Say, is Al Gore in town?
Glenn Reynolds has a review of Al Gore’s new book The Future at WSJ. He finds the book useful, if flawed, in presenting both sides of Al Gore–technophobe and technophile.
The government sterilized Carrie Buck, not a corporation, and in the name of “progress,” not profit. Pondering this might have encouraged Mr. Gore to broaden his focus where abuses of power are concerned. His narrow focus—on capitalism and private depredations—doesn’t rob Mr. Gore’s book of usefulness, but it does say something about the worldview that produced it.
Read the whole thing.
There are three side effects of acid: enhanced long-term memory, decreased short-term memory, and I forget the third.
Nov. 2: For Romney to Win, State Polls Must Be Statistically Biased
Polls are susceptible to all sorts of bias caused by poor design. Sometimes the error is an honest mistake. Liberty magazine predicted that FDR would lose in 1936 based on the results of a telephone poll. Their sample was skewed because a significant percentage of voters couldn’t afford a phone. Other polls aren’t really honest but are designed to show momentum for a candidate.
The polls this year simply don’t appear to reflect the real world sentiments one hears around the office coffee pot or in the checkout line at WalMart.
I suspect that Mr. Silver’s model is a bit buggy.

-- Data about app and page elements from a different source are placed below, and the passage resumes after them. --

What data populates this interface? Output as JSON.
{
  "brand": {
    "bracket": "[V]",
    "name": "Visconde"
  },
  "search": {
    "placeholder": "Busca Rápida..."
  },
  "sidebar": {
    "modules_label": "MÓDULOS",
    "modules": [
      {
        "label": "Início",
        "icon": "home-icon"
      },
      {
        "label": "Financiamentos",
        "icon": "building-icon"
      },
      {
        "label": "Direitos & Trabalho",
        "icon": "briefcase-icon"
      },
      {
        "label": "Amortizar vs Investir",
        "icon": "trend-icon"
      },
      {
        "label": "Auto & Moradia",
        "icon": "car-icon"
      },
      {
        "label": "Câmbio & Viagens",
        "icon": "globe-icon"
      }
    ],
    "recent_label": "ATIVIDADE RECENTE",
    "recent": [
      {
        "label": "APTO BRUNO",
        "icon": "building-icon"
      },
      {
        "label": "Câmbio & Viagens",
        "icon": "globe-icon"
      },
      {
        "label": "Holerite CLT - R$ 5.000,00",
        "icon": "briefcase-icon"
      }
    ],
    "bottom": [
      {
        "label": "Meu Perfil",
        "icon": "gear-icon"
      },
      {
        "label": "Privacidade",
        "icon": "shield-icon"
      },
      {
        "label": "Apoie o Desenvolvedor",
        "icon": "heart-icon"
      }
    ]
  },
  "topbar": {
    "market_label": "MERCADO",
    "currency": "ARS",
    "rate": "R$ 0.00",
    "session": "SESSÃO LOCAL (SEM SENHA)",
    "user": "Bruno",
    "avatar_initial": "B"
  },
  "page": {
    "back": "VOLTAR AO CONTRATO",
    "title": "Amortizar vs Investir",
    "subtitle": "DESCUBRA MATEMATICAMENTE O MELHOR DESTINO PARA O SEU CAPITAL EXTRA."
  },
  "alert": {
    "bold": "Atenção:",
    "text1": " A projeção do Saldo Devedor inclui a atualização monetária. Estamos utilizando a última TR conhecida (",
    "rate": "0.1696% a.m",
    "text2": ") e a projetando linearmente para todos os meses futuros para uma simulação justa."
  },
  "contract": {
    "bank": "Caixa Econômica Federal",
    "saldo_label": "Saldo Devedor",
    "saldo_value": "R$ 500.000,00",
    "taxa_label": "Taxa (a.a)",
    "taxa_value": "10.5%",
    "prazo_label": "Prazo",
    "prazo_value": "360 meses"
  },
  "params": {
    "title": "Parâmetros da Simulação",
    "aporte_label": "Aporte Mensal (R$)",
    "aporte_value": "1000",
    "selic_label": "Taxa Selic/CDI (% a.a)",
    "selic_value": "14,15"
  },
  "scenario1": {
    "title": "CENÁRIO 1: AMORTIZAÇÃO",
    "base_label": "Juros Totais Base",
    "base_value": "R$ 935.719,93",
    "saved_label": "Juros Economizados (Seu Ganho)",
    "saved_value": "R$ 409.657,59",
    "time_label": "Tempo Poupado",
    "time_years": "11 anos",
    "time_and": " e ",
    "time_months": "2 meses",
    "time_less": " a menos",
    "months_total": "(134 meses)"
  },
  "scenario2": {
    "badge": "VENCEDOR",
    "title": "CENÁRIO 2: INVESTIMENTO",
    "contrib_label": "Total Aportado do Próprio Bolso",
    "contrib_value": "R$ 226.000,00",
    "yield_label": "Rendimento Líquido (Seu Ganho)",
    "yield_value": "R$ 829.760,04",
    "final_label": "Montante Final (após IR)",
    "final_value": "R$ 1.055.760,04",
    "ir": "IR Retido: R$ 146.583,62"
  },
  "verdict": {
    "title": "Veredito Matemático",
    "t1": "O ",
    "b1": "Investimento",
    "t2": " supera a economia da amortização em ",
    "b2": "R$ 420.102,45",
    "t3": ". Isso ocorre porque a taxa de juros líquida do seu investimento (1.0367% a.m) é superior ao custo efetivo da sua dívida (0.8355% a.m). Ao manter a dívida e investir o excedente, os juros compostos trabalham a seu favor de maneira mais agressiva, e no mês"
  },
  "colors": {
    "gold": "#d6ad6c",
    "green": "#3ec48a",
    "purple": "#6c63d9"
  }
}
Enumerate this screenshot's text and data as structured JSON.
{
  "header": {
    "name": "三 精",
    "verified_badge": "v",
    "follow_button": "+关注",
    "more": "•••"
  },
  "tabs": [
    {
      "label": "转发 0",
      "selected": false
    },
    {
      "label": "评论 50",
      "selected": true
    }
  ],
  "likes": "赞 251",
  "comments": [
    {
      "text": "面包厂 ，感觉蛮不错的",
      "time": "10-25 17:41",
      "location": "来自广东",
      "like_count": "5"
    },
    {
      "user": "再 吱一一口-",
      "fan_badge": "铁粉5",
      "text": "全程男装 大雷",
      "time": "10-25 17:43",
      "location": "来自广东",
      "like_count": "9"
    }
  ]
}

We will see how well it does on Tuesday. On Wednesday, I expect that I’ll be able to say:
You smell that? That charred smell? That’s Nate Silver, son. I love the smell burnt out Nate Silver in the morning. It’s the smell … of victory.
The Other McCain has a story up about a Virginia town that can’t expand it’s airport because some of the earth moving will involve digging up a bit of coal. You see, the town plans to sell the coal to help offset the cost of the airport improvements, and that makes the project a coal mine in the eyes of the Feds. The project is bogged down in the permitting process and the President’s War on Coal.
Would it speed things along if they just burn the coal on site as scrap? Or does that have even worse EPA air pollution problems?
Is it November yet?
The Effects of Peanut Butter on the Rotation of the Earth. 198 co-authors (all with Ph.Ds) (H/T, Debbie Witt)